Shopping was mostly done on foot then, and done often since most housewives either couldn't drive or didn't have a car. Hiram's and The Boys markets were at the distant end of my block. Their fresh vegetable and fruit displays followed the seasons. Heads of iceberg lettuce -- the only kind available -- dwindled in winter. Corn on the cob only arrived in July.
The Farmer John meat company pitched its products as "easternmost in quality" because the local beef had a poor reputation. There were times you couldn't get chicken, but you could get rabbit. Fresh fish was hard to find and harder to keep. In 1958, Cardinal McIntyre in the weekly Catholic newspaper The Tidings recommended "tunies" (tuna hot dogs) for Lenten Fridays. My family agreed that "tunies" were inedible.
As a percentage of average family income, food in the 1950s was expensive. But on a $100-a-week paycheck, you could still feed a family. The results were hardly memorable if all you knew was Wonder Bread and margarine, a roast cooked black and hard, canned string beans, plenty of mashed potatoes, and JELL-O for desert.
My mother made nearly the same meal, but the roast beef was savory, the side dishes were respectable, and there was always a salad (served at the beginning, which initially puzzled my New York-born parents; where the salad came last).
My mother cooked plain food almost untouched by the recipes in the womens' magazines she read or even in the 1943 edition of Irma Rombauer's "Joy of Cooking" kept in the cabinet over the refrigerator. She preferred a baked potato to Rice-A-Roni and anything simple to anything that technologized either the food or the experience of eating.
My mother cooked the same meals in weekly rotation for decades, punctuated by the obligatory dinners for Thanksgiving, Christmas, and Easter when she used her wedding silverware. It was rote cooking -- measured out in cans of Hunt's tomato paste and pounds of stew meat -- but my mother treated the ingredients with enough respect that they always seemed more than just nourishment.
My brother's friends and mine -- tasting medium-rare roast beef for the first at my house -- fell in love with my mother. It was extraordinary how potent Lawry's Seasoned Salt was.
My family's food habits were unfamiliar in other ways. We ate together at 7:00 p.m. or later when everyone in the neighborhood ate at 5:30 p.m. My parents went through a martini-before-dinner phase when my sophisticated uncle Arthur lived with us. My mother and father drank red wine with the spaghetti and meat sauce my mother made on Saturdays (the sauce to be served on Monday over more spaghetti and always tasting even better).
Breakfast was always two USDA Grade AA eggs fried over easy in butter and served with two strips of overcooked bacon and buttered toast as my mother prepared her sons for school and a future of heart disease. It was the breakfast the Department of Agriculture recommended.

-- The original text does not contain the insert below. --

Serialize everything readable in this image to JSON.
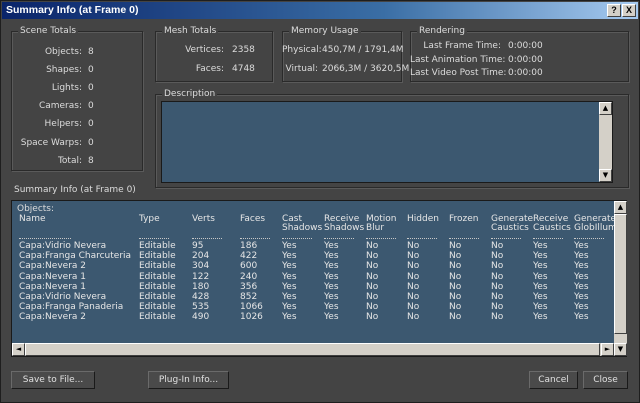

My family ate out, too, and it seems it me that we might have eaten out more often than some of our neighbors. We ate at local places, at the Clock coffee shop and at Clifton's Cafeteria and Hody's Family Restaurant in Lakewood Center -- caramel and tangerine stucco on the outside and walnut veneer and red vinyl in the half-dark interior. Hody's had counter service and car hops on roller skates. It was not exactly middle class.

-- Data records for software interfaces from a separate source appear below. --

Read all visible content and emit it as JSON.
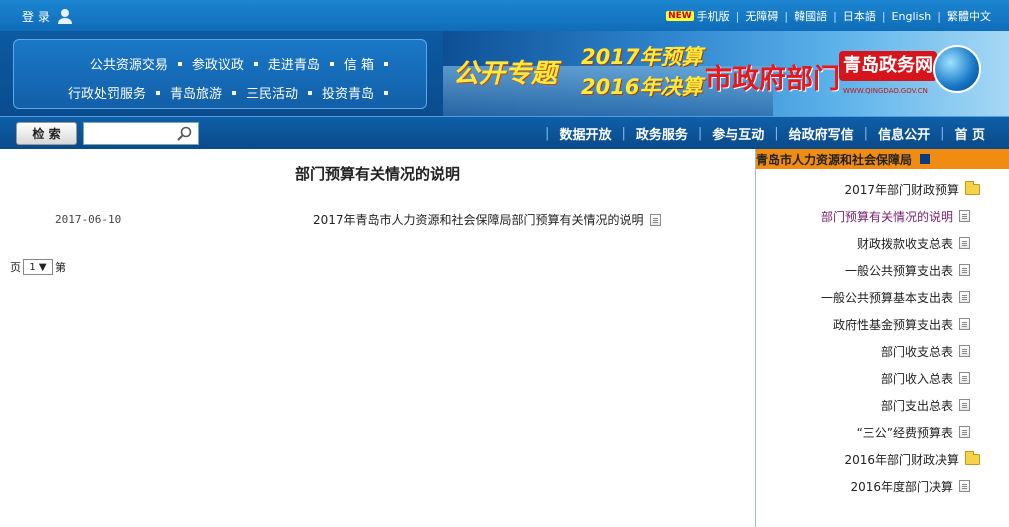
{
  "topbar": {
    "login": "登 录",
    "links": [
      "手机版",
      "无障碍",
      "韓國語",
      "日本語",
      "English",
      "繁體中文"
    ],
    "new_badge": "NEW"
  },
  "nav": {
    "row1": [
      "公共资源交易",
      "参政议政",
      "走进青岛",
      "信 箱"
    ],
    "row2": [
      "行政处罚服务",
      "青岛旅游",
      "三民活动",
      "投资青岛"
    ]
  },
  "banner": {
    "zhuanti": "公开专题",
    "year1": "2017年预算",
    "year2": "2016年决算",
    "gov": "市政府部门",
    "site_name": "青岛政务网",
    "site_url": "WWW.QINGDAO.GOV.CN"
  },
  "search": {
    "button": "检 索",
    "placeholder": ""
  },
  "menu": [
    "数据开放",
    "政务服务",
    "参与互动",
    "给政府写信",
    "信息公开",
    "首 页"
  ],
  "content": {
    "page_title": "部门预算有关情况的说明",
    "article_title": "2017年青岛市人力资源和社会保障局部门预算有关情况的说明",
    "article_date": "2017-06-10",
    "pager_prefix": "第",
    "pager_value": "1",
    "pager_suffix": "页"
  },
  "sidebar": {
    "header": "青岛市人力资源和社会保障局",
    "items": [
      {
        "label": "2017年部门财政预算",
        "type": "folder"
      },
      {
        "label": "部门预算有关情况的说明",
        "type": "doc",
        "active": true
      },
      {
        "label": "财政拨款收支总表",
        "type": "doc"
      },
      {
        "label": "一般公共预算支出表",
        "type": "doc"
      },
      {
        "label": "一般公共预算基本支出表",
        "type": "doc"
      },
      {
        "label": "政府性基金预算支出表",
        "type": "doc"
      },
      {
        "label": "部门收支总表",
        "type": "doc"
      },
      {
        "label": "部门收入总表",
        "type": "doc"
      },
      {
        "label": "部门支出总表",
        "type": "doc"
      },
      {
        "label": "“三公”经费预算表",
        "type": "doc"
      },
      {
        "label": "2016年部门财政决算",
        "type": "folder"
      },
      {
        "label": "2016年度部门决算",
        "type": "doc"
      }
    ]
  }
}
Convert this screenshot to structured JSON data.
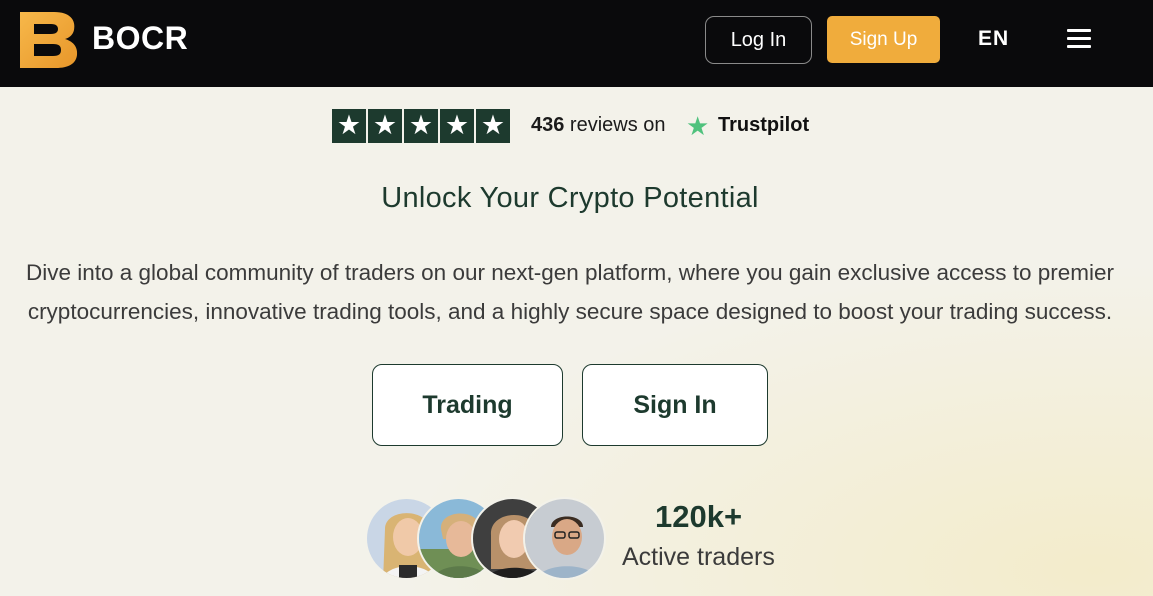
{
  "header": {
    "brand": "BOCR",
    "login_label": "Log In",
    "signup_label": "Sign Up",
    "language": "EN",
    "colors": {
      "background": "#0a0a0c",
      "accent": "#f0ac3c"
    }
  },
  "trustpilot": {
    "rating_stars": 5,
    "review_count": "436",
    "reviews_text": " reviews on",
    "platform": "Trustpilot"
  },
  "hero": {
    "headline": "Unlock Your Crypto Potential",
    "description_line1": "Dive into a global community of traders on our next-gen platform, where you gain exclusive access to premier",
    "description_line2": "cryptocurrencies, innovative trading tools, and a highly secure space designed to boost your trading success.",
    "trading_button": "Trading",
    "signin_button": "Sign In"
  },
  "stats": {
    "value": "120k+",
    "label": "Active traders"
  },
  "icons": [
    "bocr-logo-icon",
    "star-icon",
    "trustpilot-star-icon",
    "hamburger-menu-icon"
  ],
  "colors": {
    "primary": "#1d3a2e",
    "trustpilot_green": "#4fc27d",
    "page_bg": "#f3f2ea"
  }
}
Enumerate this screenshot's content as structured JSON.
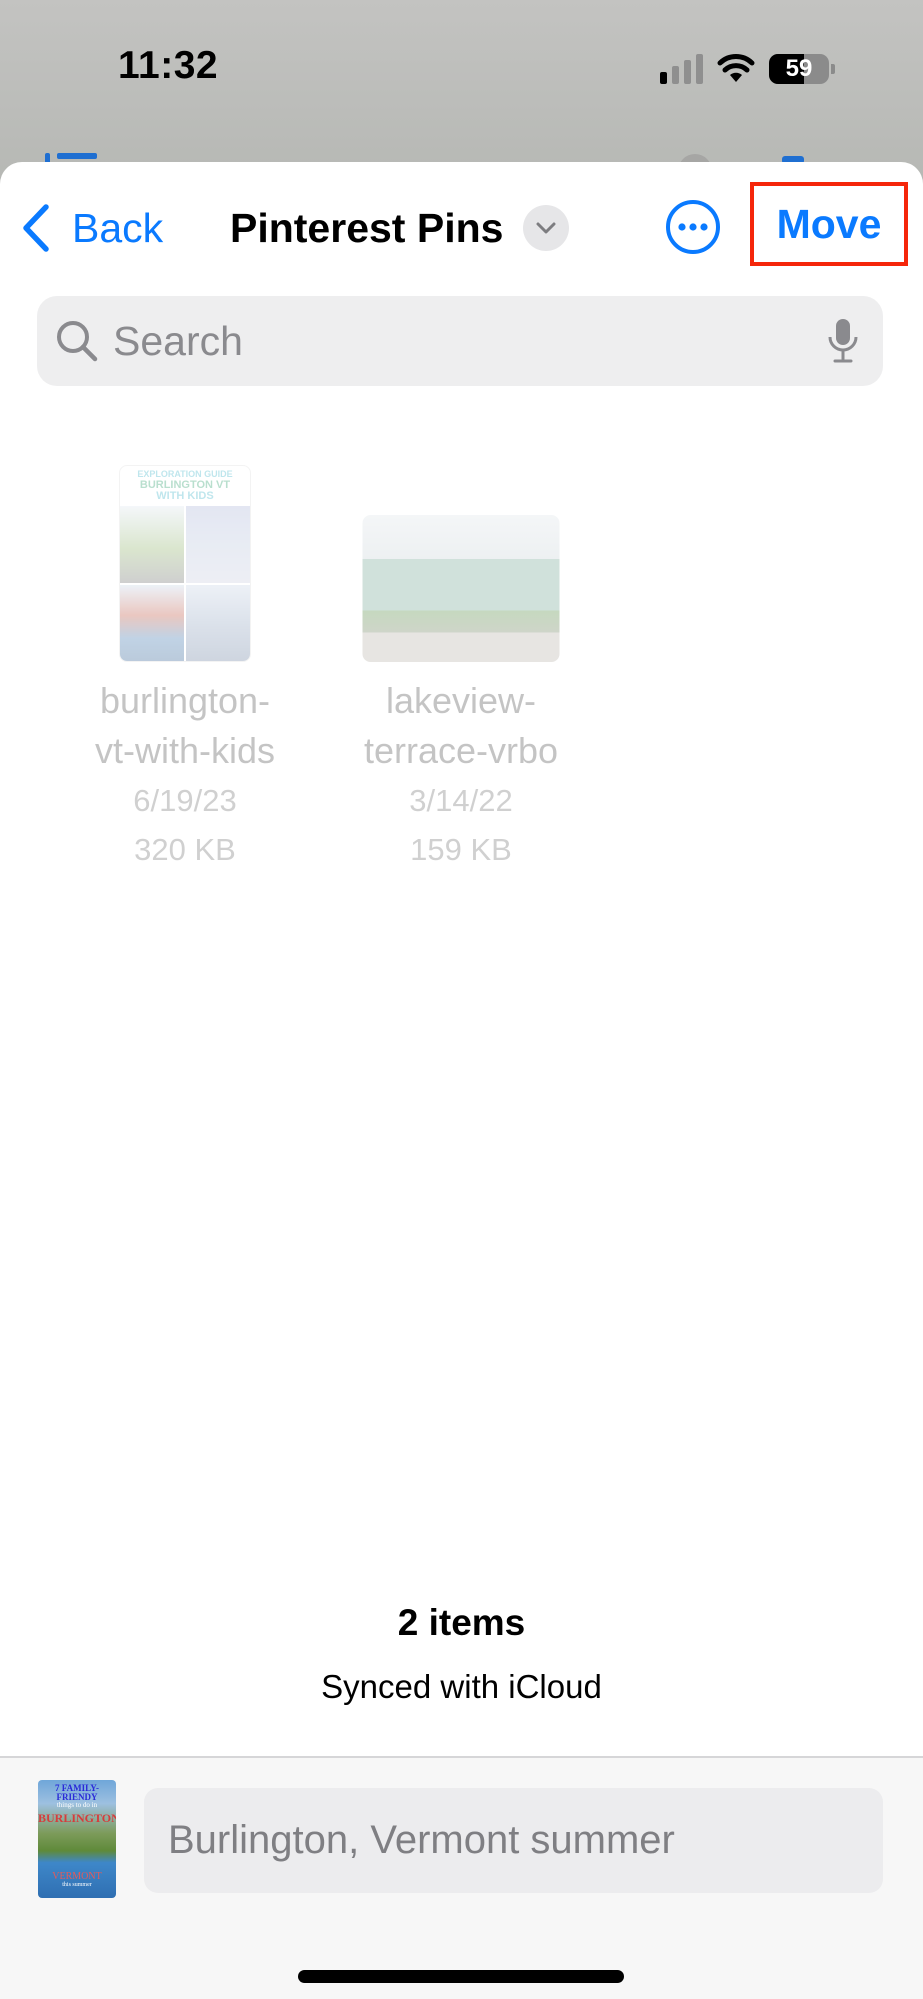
{
  "status_bar": {
    "time": "11:32",
    "battery_percent": "59",
    "battery_level": 0.59,
    "signal_bars_active": 1,
    "signal_bars_total": 4,
    "wifi": "wifi-icon"
  },
  "nav": {
    "back_label": "Back",
    "title": "Pinterest Pins",
    "title_menu_icon": "chevron-down-icon",
    "more_icon": "ellipsis-circle-icon",
    "move_label": "Move",
    "highlight_color": "#f5260a",
    "accent_color": "#0a7aff"
  },
  "search": {
    "placeholder": "Search",
    "value": "",
    "icon": "search-icon",
    "mic_icon": "microphone-icon"
  },
  "files": [
    {
      "name_line1": "burlington-",
      "name_line2": "vt-with-kids",
      "date": "6/19/23",
      "size": "320 KB",
      "thumb_text": [
        "EXPLORATION GUIDE",
        "BURLINGTON VT",
        "WITH KIDS"
      ]
    },
    {
      "name_line1": "lakeview-",
      "name_line2": "terrace-vrbo",
      "date": "3/14/22",
      "size": "159 KB"
    }
  ],
  "footer": {
    "item_count": "2 items",
    "sync_status": "Synced with iCloud"
  },
  "share_panel": {
    "pin_thumb_text": [
      "7 FAMILY-FRIENDY",
      "things to do in",
      "BURLINGTON",
      "VERMONT",
      "this summer"
    ],
    "caption_value": "Burlington, Vermont summer"
  }
}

We hardly noticed then, but all around us was an extravagant California of food. Backyards in my neighborhood delivered apricots, plums, peaches, pomegranates, nectarines, tangelos, guavas, and tangerines with casual overabundance. Only so much could be picked, eaten, or shared. Softball-sized peaches fell from the tree in my yard. The winey smell of fallen fruit could be overwhelming.
Those untended trees with so much fruit were all of what California could mean to refugees from colder, harder places. If only they had known what was being put in front of them. If only they had been satisfied.

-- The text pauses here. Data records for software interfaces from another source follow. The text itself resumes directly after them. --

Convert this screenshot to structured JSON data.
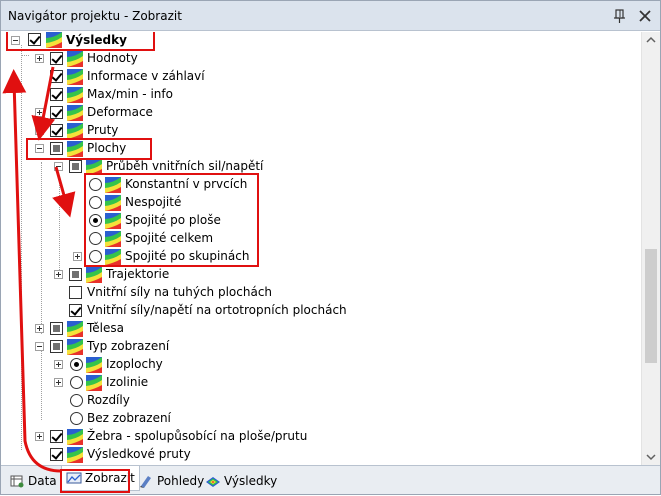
{
  "window": {
    "title": "Navigátor projektu - Zobrazit"
  },
  "tree": {
    "root": {
      "label": "Výsledky",
      "state": "checked"
    },
    "items": [
      {
        "label": "Hodnoty",
        "state": "checked"
      },
      {
        "label": "Informace v záhlaví",
        "state": "checked"
      },
      {
        "label": "Max/min - info",
        "state": "checked"
      },
      {
        "label": "Deformace",
        "state": "checked"
      },
      {
        "label": "Pruty",
        "state": "checked"
      },
      {
        "label": "Plochy",
        "state": "partial"
      },
      {
        "label": "Průběh vnitřních sil/napětí",
        "state": "partial"
      },
      {
        "label": "Konstantní v prvcích",
        "state": "radio-off"
      },
      {
        "label": "Nespojité",
        "state": "radio-off"
      },
      {
        "label": "Spojité po ploše",
        "state": "radio-on"
      },
      {
        "label": "Spojité celkem",
        "state": "radio-off"
      },
      {
        "label": "Spojité po skupinách",
        "state": "radio-off"
      },
      {
        "label": "Trajektorie",
        "state": "partial"
      },
      {
        "label": "Vnitřní síly na tuhých plochách",
        "state": "unchecked"
      },
      {
        "label": "Vnitřní síly/napětí na ortotropních plochách",
        "state": "checked"
      },
      {
        "label": "Tělesa",
        "state": "partial"
      },
      {
        "label": "Typ zobrazení",
        "state": "partial"
      },
      {
        "label": "Izoplochy",
        "state": "radio-on"
      },
      {
        "label": "Izolinie",
        "state": "radio-off"
      },
      {
        "label": "Rozdíly",
        "state": "radio-off"
      },
      {
        "label": "Bez zobrazení",
        "state": "radio-off"
      },
      {
        "label": "Žebra - spolupůsobící na ploše/prutu",
        "state": "checked"
      },
      {
        "label": "Výsledkové pruty",
        "state": "checked"
      }
    ]
  },
  "tabs": [
    {
      "label": "Data",
      "icon": "data-icon"
    },
    {
      "label": "Zobrazit",
      "icon": "display-icon",
      "active": true
    },
    {
      "label": "Pohledy",
      "icon": "views-icon"
    },
    {
      "label": "Výsledky",
      "icon": "results-icon"
    }
  ],
  "colors": {
    "highlight": "#e01010",
    "titlebar": "#dbe3ed",
    "tabbar": "#e9edf2"
  }
}
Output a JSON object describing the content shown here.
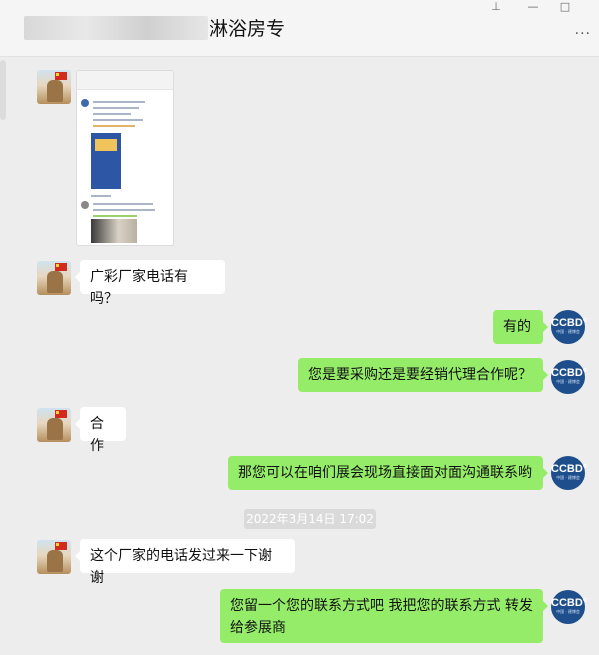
{
  "header": {
    "title": "淋浴房专"
  },
  "window_controls": {
    "pin": "⊥",
    "minimize": "—",
    "maximize": "□",
    "more": "···"
  },
  "ccbd_avatar": {
    "logo": "CCBD°",
    "sub": "中国 · 建博会"
  },
  "messages": [
    {
      "side": "left",
      "type": "image"
    },
    {
      "side": "left",
      "text": "广彩厂家电话有吗？"
    },
    {
      "side": "right",
      "text": "有的"
    },
    {
      "side": "right",
      "text": "您是要采购还是要经销代理合作呢？"
    },
    {
      "side": "left",
      "text": "合作"
    },
    {
      "side": "right",
      "text": "那您可以在咱们展会现场直接面对面沟通联系哟"
    },
    {
      "side": "left",
      "text": "这个厂家的电话发过来一下谢谢"
    },
    {
      "side": "right",
      "text": "您留一个您的联系方式吧 我把您的联系方式 转发给参展商"
    }
  ],
  "timestamp": "2022年3月14日 17:02"
}
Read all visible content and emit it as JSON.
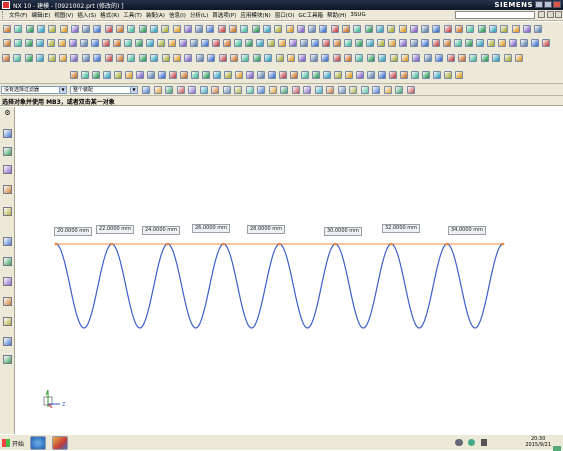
{
  "window": {
    "title": "NX 10 - 建模 - [0921002.prt (修改的) ]",
    "brand": "SIEMENS"
  },
  "menu": {
    "items": [
      "文件(F)",
      "编辑(E)",
      "视图(V)",
      "插入(S)",
      "格式(R)",
      "工具(T)",
      "装配(A)",
      "信息(I)",
      "分析(L)",
      "首选项(P)",
      "应用模块(N)",
      "窗口(O)",
      "GC工具箱",
      "帮助(H)",
      "3SUG"
    ]
  },
  "filterbar": {
    "type_filter": "没有选择过滤器",
    "scope_filter": "整个装配"
  },
  "status": {
    "message": "选择对象并使用 MB3，或者双击某一对象"
  },
  "canvas": {
    "curve_color": "#3c5fc8",
    "dim_color": "#f08c3c",
    "dimensions": [
      "20.0000 mm",
      "22.0000 mm",
      "24.0000 mm",
      "26.0000 mm",
      "28.0000 mm",
      "30.0000 mm",
      "32.0000 mm",
      "34.0000 mm"
    ],
    "axis_label": "Z"
  },
  "taskbar": {
    "start_label": "开始",
    "time": "20:30",
    "date": "2015/9/21"
  }
}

A version of this essay originally appeared in 2009 in the Los Angeles Times.